A look at horror and fear in video gaming

A look at horror and fear in video gaming


Some games focus on aliens and monsters, a very real threat that invokes a fight or flight response. Others try to get into the player’s mind and tap into something primal in our psyche. To understand how scary games work, let’s begin with a look at the basics.

External Fear
Thief: The Dark Project – Looking Glass Studios: Windows PC, 1998

External fear is present throughout the whole of the stealth game genre. Players are given a task to perform while actively avoiding conflict: if they should slip up, the consequences are strongly felt so tension is always high.

Thief is a first person stealth game, set during medieval times with a steampunk art style. Gameplay largely consists of sneaking about various urban environments and acquiring valuable items to advance the plot. Enemies largely consist of soldiers who are well-armed and difficult to defeat in a head on fight, meaning that confrontations should be avoided whenever possible. Shadows are utilized to hide the player, who is informed via a heads up display about how visible they are to the enemy.

Players assume control of Garrett, the eponymous thief. Garrett begins his career as a homeless orphan, living on the streets. He attempts to pick the pocket of a member of “the keepers,, an order of thieves. The man, impressed by Garrett’s ability to spot him, takes Garrett under his wing and teaches him to become a thief. Years later Garrett leaves to pursue a life of his own, and is contracted by various shady individuals to steal for large sums of money. His latest client instructs Garrett to steal a precious gem known as “the eye” from a Cathedral in a disused part of the city, but doing so unleashes hellish abominations.

External fear is used throughout in the form of the player’s fear of being discovered, the fear of conflict and the fear of death. As most enemies are dispatched by knocking out or stabbing, the player must sneak up to them whilst remaining undetected. Doing so may require the player to leave the relative safety of the shadows, giving a feeling of vulnerability. As the player draws closer to their victim they feel tense due to not wanting to be detected, should that happen they are thrown into a panic and must quickly decide whether to fight the foe or run from them and hide. The player does not want to die and the gameplay shifts from being in the player’s control.

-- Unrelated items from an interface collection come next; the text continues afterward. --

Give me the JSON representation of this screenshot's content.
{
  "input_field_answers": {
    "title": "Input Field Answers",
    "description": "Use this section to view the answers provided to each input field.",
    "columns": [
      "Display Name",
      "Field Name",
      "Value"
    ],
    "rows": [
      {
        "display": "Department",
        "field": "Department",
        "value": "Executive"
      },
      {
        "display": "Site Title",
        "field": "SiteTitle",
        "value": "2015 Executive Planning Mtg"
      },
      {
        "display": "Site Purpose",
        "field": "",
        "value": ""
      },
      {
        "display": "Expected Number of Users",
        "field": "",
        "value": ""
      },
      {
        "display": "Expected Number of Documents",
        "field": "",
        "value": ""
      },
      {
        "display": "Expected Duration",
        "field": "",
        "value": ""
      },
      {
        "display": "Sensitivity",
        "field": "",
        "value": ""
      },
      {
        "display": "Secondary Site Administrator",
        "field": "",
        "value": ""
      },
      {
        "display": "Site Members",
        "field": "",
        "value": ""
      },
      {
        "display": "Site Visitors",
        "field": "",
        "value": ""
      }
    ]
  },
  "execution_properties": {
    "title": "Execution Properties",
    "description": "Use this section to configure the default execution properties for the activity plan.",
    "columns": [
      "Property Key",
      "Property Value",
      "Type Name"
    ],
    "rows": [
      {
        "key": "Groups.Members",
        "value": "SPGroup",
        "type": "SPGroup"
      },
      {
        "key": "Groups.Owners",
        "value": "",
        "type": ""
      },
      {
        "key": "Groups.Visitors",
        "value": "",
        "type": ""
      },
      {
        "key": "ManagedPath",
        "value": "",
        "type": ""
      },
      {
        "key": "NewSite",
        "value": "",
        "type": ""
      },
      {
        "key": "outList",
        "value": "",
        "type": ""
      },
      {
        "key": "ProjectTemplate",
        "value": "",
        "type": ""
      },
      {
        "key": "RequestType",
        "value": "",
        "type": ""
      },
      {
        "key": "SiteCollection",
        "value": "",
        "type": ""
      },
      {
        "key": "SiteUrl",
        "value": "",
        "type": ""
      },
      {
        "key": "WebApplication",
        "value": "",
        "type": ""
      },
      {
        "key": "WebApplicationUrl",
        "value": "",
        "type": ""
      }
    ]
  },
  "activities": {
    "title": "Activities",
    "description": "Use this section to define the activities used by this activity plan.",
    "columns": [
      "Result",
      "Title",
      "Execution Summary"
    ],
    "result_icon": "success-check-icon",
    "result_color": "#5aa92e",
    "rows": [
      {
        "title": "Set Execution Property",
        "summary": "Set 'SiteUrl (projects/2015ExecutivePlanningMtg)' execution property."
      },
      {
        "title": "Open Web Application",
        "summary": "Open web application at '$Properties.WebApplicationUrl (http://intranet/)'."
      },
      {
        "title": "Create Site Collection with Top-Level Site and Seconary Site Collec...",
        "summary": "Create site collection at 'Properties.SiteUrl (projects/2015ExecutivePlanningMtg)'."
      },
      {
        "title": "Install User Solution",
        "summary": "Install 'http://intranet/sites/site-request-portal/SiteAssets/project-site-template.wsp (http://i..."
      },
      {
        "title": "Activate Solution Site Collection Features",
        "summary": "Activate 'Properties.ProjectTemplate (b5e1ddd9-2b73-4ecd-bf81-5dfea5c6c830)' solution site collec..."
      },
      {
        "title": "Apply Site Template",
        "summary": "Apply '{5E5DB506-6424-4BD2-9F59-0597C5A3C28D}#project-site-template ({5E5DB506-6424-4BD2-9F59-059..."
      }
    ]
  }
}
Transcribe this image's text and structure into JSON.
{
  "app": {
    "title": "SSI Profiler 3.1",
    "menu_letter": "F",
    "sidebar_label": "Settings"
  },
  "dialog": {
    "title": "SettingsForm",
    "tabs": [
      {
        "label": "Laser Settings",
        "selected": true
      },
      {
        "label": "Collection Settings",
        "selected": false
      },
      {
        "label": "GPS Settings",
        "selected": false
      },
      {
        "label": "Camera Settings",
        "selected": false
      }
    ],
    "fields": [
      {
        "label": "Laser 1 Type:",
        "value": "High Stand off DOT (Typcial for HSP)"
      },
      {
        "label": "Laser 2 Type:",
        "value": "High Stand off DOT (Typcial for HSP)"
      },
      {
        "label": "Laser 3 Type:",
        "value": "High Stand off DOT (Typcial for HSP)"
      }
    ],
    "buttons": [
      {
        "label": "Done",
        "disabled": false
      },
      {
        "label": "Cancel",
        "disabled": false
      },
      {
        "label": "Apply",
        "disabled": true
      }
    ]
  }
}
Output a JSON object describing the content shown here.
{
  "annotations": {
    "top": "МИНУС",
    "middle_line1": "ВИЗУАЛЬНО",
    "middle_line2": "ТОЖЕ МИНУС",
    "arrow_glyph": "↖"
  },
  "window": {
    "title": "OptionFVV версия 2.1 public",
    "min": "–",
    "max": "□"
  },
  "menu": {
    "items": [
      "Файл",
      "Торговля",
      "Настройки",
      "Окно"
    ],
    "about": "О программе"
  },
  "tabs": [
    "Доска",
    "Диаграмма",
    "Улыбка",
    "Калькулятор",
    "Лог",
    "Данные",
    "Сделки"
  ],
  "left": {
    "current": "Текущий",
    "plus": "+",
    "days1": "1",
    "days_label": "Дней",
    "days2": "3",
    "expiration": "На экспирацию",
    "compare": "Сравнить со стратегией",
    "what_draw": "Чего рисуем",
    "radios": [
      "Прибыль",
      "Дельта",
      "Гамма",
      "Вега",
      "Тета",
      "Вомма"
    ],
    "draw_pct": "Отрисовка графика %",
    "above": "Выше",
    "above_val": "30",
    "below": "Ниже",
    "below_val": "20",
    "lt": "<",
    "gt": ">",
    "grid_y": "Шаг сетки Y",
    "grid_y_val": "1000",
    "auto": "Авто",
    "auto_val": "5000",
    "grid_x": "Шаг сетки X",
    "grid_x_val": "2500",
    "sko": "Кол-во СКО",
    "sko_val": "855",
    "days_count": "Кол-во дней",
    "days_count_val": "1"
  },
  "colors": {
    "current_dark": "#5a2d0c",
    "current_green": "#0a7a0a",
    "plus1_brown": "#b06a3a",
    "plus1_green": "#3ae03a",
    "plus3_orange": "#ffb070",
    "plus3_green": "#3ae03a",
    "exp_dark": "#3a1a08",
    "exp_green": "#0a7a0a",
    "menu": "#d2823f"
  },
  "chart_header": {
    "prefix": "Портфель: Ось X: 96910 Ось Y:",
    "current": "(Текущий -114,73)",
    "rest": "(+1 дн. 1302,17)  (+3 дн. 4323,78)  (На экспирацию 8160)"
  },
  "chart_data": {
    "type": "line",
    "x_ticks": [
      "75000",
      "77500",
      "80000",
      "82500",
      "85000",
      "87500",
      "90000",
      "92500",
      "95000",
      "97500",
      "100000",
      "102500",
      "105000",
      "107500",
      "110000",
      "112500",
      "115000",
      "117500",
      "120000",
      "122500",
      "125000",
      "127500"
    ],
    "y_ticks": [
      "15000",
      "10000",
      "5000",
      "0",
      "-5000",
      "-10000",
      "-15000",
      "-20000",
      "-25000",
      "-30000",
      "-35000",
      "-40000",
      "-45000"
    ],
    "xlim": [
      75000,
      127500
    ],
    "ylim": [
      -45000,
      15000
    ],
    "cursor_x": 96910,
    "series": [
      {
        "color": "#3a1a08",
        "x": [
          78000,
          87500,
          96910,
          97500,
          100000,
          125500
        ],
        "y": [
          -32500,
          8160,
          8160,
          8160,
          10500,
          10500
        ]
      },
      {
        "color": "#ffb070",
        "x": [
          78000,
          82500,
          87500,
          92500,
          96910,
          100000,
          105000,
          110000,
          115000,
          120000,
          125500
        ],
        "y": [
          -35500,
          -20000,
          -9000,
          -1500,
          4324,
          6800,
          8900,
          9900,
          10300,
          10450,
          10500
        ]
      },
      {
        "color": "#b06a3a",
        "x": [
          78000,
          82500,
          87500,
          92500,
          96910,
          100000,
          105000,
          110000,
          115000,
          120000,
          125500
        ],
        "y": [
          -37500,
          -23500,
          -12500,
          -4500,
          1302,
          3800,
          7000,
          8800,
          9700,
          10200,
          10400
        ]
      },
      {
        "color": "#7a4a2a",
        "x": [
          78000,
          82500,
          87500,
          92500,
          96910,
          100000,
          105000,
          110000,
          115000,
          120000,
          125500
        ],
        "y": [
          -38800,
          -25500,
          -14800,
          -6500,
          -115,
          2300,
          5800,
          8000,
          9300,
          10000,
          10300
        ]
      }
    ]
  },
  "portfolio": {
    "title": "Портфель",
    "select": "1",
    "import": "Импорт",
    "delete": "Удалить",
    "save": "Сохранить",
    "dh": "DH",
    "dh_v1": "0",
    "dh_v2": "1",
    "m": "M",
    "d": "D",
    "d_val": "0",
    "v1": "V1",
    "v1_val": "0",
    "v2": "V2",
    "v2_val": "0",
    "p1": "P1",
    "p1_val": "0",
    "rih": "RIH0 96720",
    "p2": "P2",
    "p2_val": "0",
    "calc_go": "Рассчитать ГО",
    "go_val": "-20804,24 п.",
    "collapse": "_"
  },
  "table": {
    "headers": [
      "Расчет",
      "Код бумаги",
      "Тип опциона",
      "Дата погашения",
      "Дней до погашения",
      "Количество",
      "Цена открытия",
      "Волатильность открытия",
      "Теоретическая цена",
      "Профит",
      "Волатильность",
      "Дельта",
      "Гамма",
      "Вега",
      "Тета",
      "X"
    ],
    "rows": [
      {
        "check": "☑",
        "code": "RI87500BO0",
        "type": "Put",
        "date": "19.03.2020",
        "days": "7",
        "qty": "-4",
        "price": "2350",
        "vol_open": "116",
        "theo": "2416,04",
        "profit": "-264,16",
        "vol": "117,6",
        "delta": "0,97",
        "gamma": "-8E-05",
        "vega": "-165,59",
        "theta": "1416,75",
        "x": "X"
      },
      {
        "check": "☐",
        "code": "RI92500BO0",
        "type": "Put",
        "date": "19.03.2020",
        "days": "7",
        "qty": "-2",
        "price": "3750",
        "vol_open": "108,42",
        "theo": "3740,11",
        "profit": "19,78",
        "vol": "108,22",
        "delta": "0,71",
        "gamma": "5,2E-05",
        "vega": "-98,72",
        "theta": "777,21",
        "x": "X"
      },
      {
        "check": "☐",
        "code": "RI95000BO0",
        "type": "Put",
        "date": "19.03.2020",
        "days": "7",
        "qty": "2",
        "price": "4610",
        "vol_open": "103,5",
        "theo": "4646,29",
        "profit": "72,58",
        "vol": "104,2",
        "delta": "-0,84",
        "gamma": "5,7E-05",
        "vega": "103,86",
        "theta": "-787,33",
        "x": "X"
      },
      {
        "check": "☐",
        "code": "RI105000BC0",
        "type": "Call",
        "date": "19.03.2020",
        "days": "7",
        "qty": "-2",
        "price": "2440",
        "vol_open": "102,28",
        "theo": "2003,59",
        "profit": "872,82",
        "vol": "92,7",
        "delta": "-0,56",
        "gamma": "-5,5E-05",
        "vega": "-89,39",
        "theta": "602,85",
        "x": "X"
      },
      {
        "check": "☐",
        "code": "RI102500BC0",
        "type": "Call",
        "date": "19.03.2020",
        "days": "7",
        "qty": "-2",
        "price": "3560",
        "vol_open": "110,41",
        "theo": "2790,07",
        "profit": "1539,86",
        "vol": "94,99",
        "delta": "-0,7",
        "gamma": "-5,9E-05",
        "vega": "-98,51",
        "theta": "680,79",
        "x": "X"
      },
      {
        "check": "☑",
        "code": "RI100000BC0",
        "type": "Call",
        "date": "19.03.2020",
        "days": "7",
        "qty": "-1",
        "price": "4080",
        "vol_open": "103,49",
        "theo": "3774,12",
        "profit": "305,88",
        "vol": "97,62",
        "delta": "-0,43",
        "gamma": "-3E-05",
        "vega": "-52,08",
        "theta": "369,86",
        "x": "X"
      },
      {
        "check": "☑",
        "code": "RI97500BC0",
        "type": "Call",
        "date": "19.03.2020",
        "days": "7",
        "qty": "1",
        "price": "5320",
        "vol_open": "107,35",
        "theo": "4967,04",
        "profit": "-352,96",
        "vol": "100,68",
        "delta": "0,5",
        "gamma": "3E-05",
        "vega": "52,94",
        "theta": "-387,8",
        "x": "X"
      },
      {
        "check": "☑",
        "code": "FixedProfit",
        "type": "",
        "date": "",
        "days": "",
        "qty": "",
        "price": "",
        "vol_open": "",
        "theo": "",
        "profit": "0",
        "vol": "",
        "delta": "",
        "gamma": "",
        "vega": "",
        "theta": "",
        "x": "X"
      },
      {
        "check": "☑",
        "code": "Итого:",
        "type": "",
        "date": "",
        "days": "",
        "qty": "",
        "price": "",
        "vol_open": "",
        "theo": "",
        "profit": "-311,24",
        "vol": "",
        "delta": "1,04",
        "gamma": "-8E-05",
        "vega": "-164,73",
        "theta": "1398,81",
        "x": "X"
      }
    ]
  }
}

This is a powerful tool in encouraging the player to play by the strict rules of the game, they must act carefully and move slowly. Any impulsive behavior can instantly lead to failure so actions should be calm and calculated. Without the use of external fear, say for example, if Garrett could easily kill enemies in a straight up fight, the player wouldn’t feel any tension and may choose a less stealthy approach for the sake of speed. The game would become a linear sequence of fights, and ultimately completing the objectives would feel less important, as the path to completion wouldn’t have been completed through hardship.

Wrapping up

Fear is present throughout all genres of videogames, from puzzlers to beat-em-ups be it something that’s happening onscreen or within the player’s head. Are you afraid of losing a life by mistiming a jump in a platformer, of failure by letting in a goal in a sports title or something deeper like feeling fear of rejection when you try to make new friends in games like The Sims?

Fear in videogames adds weight to our decisions, it affects the choices we make and the experience we get from the game. We are all afraid of different things to different degrees, and reflecting this we all have different experiences when playing the same game. One person may choose to play a scary game with the lights off to increase immersion, while another may choose to avoid scary games altogether as they find them uncomfortable to play.

Denying fear in videogames is pointless because videogames are an interactive medium that the player is involved in, and as with performing most tasks in real life, there is plenty of opportunity for our subconscious to interfere. Whether you are preparing a meal for a guest in real life or attempting a guitar solo in Guitar Hero, you may experience various forms of fear, adding weight to the action beyond what is actually at stake. If the meal goes badly you may be resented and if you fail that solo you will have to retry the song, losing all the progress you’ve worked towards.

Being able to identify various themes native to the horror genre and apply them outside of it allows gamers to see their favorite titles in a new light, and appreciate them in an entirely new way.

I hope you’ve enjoyed this look into fear in videogames and take something away from this that you can apply as a gamer. Games have had a massive impact on my life, and if they mean as much to you as they do to me you owe it to yourself to take a deeper look into them and see what it is that makes this wonderful media so unique.

Originally published on fusion-gamer.com, used with permission